> **YOUR ASSIGNMENT**: Below is the data. Give it again, complete and exact.

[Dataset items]
_ _ _ _ _

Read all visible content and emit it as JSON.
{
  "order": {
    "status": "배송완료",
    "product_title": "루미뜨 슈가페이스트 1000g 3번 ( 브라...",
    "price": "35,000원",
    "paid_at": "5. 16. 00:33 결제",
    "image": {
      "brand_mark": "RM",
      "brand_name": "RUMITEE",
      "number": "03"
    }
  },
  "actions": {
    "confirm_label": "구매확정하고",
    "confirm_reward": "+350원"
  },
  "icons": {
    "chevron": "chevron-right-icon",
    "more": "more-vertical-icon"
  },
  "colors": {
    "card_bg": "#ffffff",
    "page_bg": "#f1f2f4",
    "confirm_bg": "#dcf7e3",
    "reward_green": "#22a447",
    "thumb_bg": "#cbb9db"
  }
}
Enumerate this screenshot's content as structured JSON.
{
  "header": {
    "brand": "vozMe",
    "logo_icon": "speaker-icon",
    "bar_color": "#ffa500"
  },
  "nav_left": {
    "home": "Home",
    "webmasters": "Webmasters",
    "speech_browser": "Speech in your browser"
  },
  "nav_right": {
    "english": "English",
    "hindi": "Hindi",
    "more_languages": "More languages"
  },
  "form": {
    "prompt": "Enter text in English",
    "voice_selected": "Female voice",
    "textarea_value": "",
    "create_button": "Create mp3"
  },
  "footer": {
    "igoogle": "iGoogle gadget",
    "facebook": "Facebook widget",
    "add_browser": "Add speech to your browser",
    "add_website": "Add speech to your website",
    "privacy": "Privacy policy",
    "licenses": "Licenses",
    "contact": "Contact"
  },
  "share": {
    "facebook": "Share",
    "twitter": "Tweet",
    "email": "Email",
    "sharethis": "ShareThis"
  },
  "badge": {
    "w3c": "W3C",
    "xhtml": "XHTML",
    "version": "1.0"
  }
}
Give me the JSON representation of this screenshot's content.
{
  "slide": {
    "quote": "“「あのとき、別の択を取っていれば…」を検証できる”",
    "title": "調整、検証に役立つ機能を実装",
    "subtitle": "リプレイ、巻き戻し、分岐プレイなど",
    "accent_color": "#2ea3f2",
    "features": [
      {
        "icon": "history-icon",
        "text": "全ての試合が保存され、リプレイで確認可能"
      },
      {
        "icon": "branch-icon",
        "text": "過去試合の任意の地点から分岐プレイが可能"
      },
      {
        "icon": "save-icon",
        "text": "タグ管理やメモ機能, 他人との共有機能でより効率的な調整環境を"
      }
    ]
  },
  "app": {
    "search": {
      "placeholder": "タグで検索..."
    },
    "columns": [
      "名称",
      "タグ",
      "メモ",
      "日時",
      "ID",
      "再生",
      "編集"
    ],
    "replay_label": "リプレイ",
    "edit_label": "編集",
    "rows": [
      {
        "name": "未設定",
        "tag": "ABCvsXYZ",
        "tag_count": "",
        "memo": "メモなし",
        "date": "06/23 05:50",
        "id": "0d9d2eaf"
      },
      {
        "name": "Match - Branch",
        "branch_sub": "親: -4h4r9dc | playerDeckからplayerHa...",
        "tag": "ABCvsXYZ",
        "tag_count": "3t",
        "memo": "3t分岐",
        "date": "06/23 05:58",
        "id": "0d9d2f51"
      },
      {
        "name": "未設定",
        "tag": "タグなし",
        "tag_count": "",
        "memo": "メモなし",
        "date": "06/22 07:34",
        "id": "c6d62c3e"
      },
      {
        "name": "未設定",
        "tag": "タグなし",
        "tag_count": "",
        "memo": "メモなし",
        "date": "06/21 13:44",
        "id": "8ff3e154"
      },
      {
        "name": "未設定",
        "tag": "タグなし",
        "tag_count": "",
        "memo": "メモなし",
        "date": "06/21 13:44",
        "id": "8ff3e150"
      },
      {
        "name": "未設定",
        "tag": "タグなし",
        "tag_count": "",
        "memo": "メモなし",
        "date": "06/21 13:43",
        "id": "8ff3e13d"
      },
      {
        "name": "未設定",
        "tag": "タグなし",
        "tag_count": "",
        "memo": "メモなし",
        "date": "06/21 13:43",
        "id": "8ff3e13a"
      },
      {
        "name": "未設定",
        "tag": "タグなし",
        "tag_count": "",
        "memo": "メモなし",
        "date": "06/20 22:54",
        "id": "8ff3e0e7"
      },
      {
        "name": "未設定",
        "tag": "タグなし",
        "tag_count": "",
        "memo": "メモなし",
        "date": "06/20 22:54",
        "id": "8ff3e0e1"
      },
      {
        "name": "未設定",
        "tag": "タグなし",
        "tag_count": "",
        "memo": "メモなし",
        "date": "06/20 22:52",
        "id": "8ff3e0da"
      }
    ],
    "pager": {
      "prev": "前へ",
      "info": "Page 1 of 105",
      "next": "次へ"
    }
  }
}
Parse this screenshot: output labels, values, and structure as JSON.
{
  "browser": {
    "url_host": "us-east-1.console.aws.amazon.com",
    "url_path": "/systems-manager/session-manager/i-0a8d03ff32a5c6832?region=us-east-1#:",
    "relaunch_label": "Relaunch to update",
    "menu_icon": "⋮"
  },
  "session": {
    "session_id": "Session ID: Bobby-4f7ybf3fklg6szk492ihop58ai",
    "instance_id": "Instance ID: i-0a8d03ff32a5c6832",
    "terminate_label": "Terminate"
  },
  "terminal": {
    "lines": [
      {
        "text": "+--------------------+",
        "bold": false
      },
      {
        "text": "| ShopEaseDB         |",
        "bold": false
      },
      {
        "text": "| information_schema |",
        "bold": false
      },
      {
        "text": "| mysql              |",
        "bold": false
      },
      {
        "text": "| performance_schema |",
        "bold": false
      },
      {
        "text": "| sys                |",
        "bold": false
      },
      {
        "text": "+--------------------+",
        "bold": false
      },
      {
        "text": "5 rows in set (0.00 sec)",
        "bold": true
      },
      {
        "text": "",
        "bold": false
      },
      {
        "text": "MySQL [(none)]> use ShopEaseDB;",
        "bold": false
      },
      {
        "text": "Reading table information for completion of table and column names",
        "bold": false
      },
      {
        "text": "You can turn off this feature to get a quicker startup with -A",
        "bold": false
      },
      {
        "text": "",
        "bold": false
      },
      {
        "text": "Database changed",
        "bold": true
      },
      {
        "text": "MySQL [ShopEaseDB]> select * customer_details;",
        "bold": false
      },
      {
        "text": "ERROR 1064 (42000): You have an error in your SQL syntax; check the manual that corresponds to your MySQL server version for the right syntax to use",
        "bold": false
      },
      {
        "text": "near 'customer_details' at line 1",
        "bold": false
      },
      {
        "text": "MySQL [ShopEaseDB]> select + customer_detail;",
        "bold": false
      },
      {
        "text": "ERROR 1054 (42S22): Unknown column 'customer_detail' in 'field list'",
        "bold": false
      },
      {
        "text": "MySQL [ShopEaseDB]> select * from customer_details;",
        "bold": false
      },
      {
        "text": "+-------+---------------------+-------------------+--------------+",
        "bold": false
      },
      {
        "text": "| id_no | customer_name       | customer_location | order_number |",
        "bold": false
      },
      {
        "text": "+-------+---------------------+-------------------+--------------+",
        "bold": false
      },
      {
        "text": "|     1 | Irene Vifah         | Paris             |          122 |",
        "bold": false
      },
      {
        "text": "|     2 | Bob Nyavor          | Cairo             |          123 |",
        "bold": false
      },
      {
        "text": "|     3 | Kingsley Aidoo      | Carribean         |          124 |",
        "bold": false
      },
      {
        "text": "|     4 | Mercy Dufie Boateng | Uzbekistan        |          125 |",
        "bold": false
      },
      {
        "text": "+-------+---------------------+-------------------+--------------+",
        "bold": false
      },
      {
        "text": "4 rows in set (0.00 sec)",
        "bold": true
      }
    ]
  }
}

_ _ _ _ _

> **WRITTEN RESPONSE**:
Read all visible content and emit it as JSON.
{
  "order": {
    "status": "배송완료",
    "product_title": "루미뜨 슈가페이스트 1000g 3번 ( 브라...",
    "price": "35,000원",
    "paid_at": "5. 16. 00:33 결제",
    "image": {
      "brand_mark": "RM",
      "brand_name": "RUMITEE",
      "number": "03"
    }
  },
  "actions": {
    "confirm_label": "구매확정하고",
    "confirm_reward": "+350원"
  },
  "icons": {
    "chevron": "chevron-right-icon",
    "more": "more-vertical-icon"
  },
  "colors": {
    "card_bg": "#ffffff",
    "page_bg": "#f1f2f4",
    "confirm_bg": "#dcf7e3",
    "reward_green": "#22a447",
    "thumb_bg": "#cbb9db"
  }
}
Enumerate this screenshot's content as structured JSON.
{
  "header": {
    "brand": "vozMe",
    "logo_icon": "speaker-icon",
    "bar_color": "#ffa500"
  },
  "nav_left": {
    "home": "Home",
    "webmasters": "Webmasters",
    "speech_browser": "Speech in your browser"
  },
  "nav_right": {
    "english": "English",
    "hindi": "Hindi",
    "more_languages": "More languages"
  },
  "form": {
    "prompt": "Enter text in English",
    "voice_selected": "Female voice",
    "textarea_value": "",
    "create_button": "Create mp3"
  },
  "footer": {
    "igoogle": "iGoogle gadget",
    "facebook": "Facebook widget",
    "add_browser": "Add speech to your browser",
    "add_website": "Add speech to your website",
    "privacy": "Privacy policy",
    "licenses": "Licenses",
    "contact": "Contact"
  },
  "share": {
    "facebook": "Share",
    "twitter": "Tweet",
    "email": "Email",
    "sharethis": "ShareThis"
  },
  "badge": {
    "w3c": "W3C",
    "xhtml": "XHTML",
    "version": "1.0"
  }
}
Give me the JSON representation of this screenshot's content.
{
  "slide": {
    "quote": "“「あのとき、別の択を取っていれば…」を検証できる”",
    "title": "調整、検証に役立つ機能を実装",
    "subtitle": "リプレイ、巻き戻し、分岐プレイなど",
    "accent_color": "#2ea3f2",
    "features": [
      {
        "icon": "history-icon",
        "text": "全ての試合が保存され、リプレイで確認可能"
      },
      {
        "icon": "branch-icon",
        "text": "過去試合の任意の地点から分岐プレイが可能"
      },
      {
        "icon": "save-icon",
        "text": "タグ管理やメモ機能, 他人との共有機能でより効率的な調整環境を"
      }
    ]
  },
  "app": {
    "search": {
      "placeholder": "タグで検索..."
    },
    "columns": [
      "名称",
      "タグ",
      "メモ",
      "日時",
      "ID",
      "再生",
      "編集"
    ],
    "replay_label": "リプレイ",
    "edit_label": "編集",
    "rows": [
      {
        "name": "未設定",
        "tag": "ABCvsXYZ",
        "tag_count": "",
        "memo": "メモなし",
        "date": "06/23 05:50",
        "id": "0d9d2eaf"
      },
      {
        "name": "Match - Branch",
        "branch_sub": "親: -4h4r9dc | playerDeckからplayerHa...",
        "tag": "ABCvsXYZ",
        "tag_count": "3t",
        "memo": "3t分岐",
        "date": "06/23 05:58",
        "id": "0d9d2f51"
      },
      {
        "name": "未設定",
        "tag": "タグなし",
        "tag_count": "",
        "memo": "メモなし",
        "date": "06/22 07:34",
        "id": "c6d62c3e"
      },
      {
        "name": "未設定",
        "tag": "タグなし",
        "tag_count": "",
        "memo": "メモなし",
        "date": "06/21 13:44",
        "id": "8ff3e154"
      },
      {
        "name": "未設定",
        "tag": "タグなし",
        "tag_count": "",
        "memo": "メモなし",
        "date": "06/21 13:44",
        "id": "8ff3e150"
      },
      {
        "name": "未設定",
        "tag": "タグなし",
        "tag_count": "",
        "memo": "メモなし",
        "date": "06/21 13:43",
        "id": "8ff3e13d"
      },
      {
        "name": "未設定",
        "tag": "タグなし",
        "tag_count": "",
        "memo": "メモなし",
        "date": "06/21 13:43",
        "id": "8ff3e13a"
      },
      {
        "name": "未設定",
        "tag": "タグなし",
        "tag_count": "",
        "memo": "メモなし",
        "date": "06/20 22:54",
        "id": "8ff3e0e7"
      },
      {
        "name": "未設定",
        "tag": "タグなし",
        "tag_count": "",
        "memo": "メモなし",
        "date": "06/20 22:54",
        "id": "8ff3e0e1"
      },
      {
        "name": "未設定",
        "tag": "タグなし",
        "tag_count": "",
        "memo": "メモなし",
        "date": "06/20 22:52",
        "id": "8ff3e0da"
      }
    ],
    "pager": {
      "prev": "前へ",
      "info": "Page 1 of 105",
      "next": "次へ"
    }
  }
}
Parse this screenshot: output labels, values, and structure as JSON.
{
  "browser": {
    "url_host": "us-east-1.console.aws.amazon.com",
    "url_path": "/systems-manager/session-manager/i-0a8d03ff32a5c6832?region=us-east-1#:",
    "relaunch_label": "Relaunch to update",
    "menu_icon": "⋮"
  },
  "session": {
    "session_id": "Session ID: Bobby-4f7ybf3fklg6szk492ihop58ai",
    "instance_id": "Instance ID: i-0a8d03ff32a5c6832",
    "terminate_label": "Terminate"
  },
  "terminal": {
    "lines": [
      {
        "text": "+--------------------+",
        "bold": false
      },
      {
        "text": "| ShopEaseDB         |",
        "bold": false
      },
      {
        "text": "| information_schema |",
        "bold": false
      },
      {
        "text": "| mysql              |",
        "bold": false
      },
      {
        "text": "| performance_schema |",
        "bold": false
      },
      {
        "text": "| sys                |",
        "bold": false
      },
      {
        "text": "+--------------------+",
        "bold": false
      },
      {
        "text": "5 rows in set (0.00 sec)",
        "bold": true
      },
      {
        "text": "",
        "bold": false
      },
      {
        "text": "MySQL [(none)]> use ShopEaseDB;",
        "bold": false
      },
      {
        "text": "Reading table information for completion of table and column names",
        "bold": false
      },
      {
        "text": "You can turn off this feature to get a quicker startup with -A",
        "bold": false
      },
      {
        "text": "",
        "bold": false
      },
      {
        "text": "Database changed",
        "bold": true
      },
      {
        "text": "MySQL [ShopEaseDB]> select * customer_details;",
        "bold": false
      },
      {
        "text": "ERROR 1064 (42000): You have an error in your SQL syntax; check the manual that corresponds to your MySQL server version for the right syntax to use",
        "bold": false
      },
      {
        "text": "near 'customer_details' at line 1",
        "bold": false
      },
      {
        "text": "MySQL [ShopEaseDB]> select + customer_detail;",
        "bold": false
      },
      {
        "text": "ERROR 1054 (42S22): Unknown column 'customer_detail' in 'field list'",
        "bold": false
      },
      {
        "text": "MySQL [ShopEaseDB]> select * from customer_details;",
        "bold": false
      },
      {
        "text": "+-------+---------------------+-------------------+--------------+",
        "bold": false
      },
      {
        "text": "| id_no | customer_name       | customer_location | order_number |",
        "bold": false
      },
      {
        "text": "+-------+---------------------+-------------------+--------------+",
        "bold": false
      },
      {
        "text": "|     1 | Irene Vifah         | Paris             |          122 |",
        "bold": false
      },
      {
        "text": "|     2 | Bob Nyavor          | Cairo             |          123 |",
        "bold": false
      },
      {
        "text": "|     3 | Kingsley Aidoo      | Carribean         |          124 |",
        "bold": false
      },
      {
        "text": "|     4 | Mercy Dufie Boateng | Uzbekistan        |          125 |",
        "bold": false
      },
      {
        "text": "+-------+---------------------+-------------------+--------------+",
        "bold": false
      },
      {
        "text": "4 rows in set (0.00 sec)",
        "bold": true
      }
    ]
  }
}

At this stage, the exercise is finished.